- **Problem to work on**: Wherever the string "localhost" appears in the listing, copy that line.

- **Data for processing**:
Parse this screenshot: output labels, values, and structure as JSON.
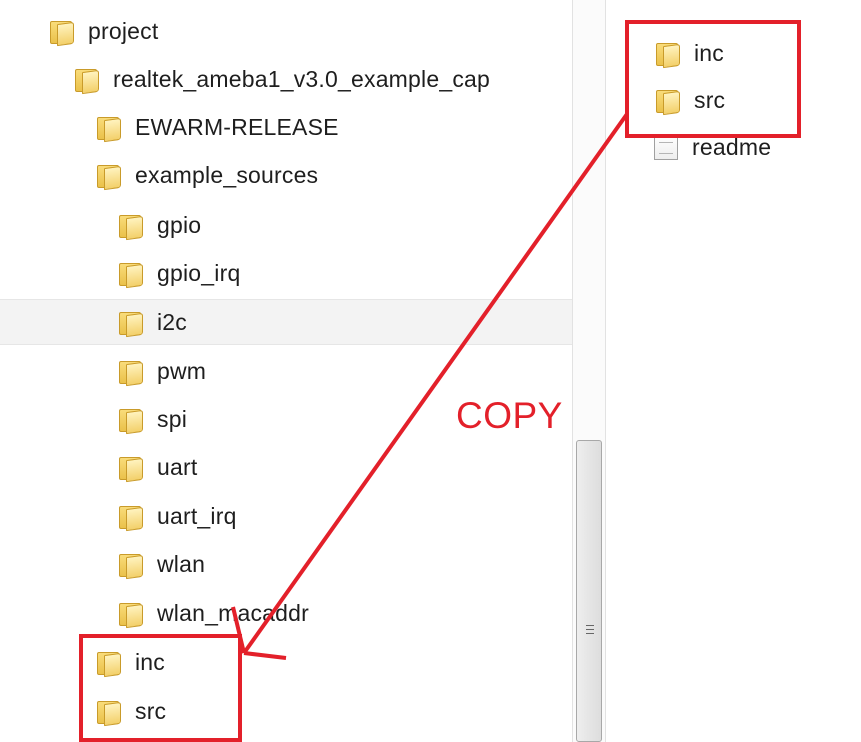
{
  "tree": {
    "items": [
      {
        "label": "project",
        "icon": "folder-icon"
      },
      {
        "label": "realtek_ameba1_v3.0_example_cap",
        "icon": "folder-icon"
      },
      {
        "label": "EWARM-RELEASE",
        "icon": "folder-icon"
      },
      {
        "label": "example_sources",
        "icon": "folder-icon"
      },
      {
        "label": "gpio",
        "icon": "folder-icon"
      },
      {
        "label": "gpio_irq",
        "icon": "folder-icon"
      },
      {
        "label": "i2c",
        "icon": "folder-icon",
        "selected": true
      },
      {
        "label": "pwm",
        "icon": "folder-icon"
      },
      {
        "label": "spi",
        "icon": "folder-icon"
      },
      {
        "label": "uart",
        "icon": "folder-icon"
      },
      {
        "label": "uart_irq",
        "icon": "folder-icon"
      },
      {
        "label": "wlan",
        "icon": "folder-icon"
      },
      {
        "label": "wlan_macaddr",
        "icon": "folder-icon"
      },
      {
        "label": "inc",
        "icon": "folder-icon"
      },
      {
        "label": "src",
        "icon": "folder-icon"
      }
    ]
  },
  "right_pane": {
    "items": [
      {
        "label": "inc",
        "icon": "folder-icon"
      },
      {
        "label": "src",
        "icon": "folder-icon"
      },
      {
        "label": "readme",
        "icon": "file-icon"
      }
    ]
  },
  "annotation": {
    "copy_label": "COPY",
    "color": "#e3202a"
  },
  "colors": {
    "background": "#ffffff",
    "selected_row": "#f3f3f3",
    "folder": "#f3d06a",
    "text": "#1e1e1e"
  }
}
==
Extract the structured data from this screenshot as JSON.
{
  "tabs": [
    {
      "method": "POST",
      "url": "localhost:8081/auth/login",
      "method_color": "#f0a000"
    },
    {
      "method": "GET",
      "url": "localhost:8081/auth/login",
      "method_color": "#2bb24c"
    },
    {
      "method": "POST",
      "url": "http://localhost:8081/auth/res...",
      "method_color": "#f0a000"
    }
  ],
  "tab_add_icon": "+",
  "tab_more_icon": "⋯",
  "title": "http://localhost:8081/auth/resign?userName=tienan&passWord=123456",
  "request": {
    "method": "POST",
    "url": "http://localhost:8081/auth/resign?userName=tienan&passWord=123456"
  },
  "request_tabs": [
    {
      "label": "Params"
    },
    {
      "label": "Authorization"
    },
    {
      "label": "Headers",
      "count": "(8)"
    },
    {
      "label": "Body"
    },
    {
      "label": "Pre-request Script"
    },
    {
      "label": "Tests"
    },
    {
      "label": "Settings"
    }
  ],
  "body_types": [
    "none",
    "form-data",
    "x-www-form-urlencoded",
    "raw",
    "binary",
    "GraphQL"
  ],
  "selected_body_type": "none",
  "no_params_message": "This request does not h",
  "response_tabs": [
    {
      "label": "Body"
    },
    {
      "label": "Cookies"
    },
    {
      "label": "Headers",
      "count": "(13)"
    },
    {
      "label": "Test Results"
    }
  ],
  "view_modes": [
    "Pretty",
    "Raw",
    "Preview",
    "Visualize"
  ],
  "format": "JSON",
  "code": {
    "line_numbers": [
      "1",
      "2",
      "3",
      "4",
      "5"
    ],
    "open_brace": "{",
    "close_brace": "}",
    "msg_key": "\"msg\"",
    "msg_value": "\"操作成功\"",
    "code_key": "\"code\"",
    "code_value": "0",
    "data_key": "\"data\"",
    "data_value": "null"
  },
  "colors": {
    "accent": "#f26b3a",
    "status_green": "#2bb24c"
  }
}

- **Exercise result**:
      "url": "localhost:8081/auth/login",
      "url": "localhost:8081/auth/login",
      "url": "http://localhost:8081/auth/res...",
  "title": "http://localhost:8081/auth/resign?userName=tienan&passWord=123456",
    "url": "http://localhost:8081/auth/resign?userName=tienan&passWord=123456"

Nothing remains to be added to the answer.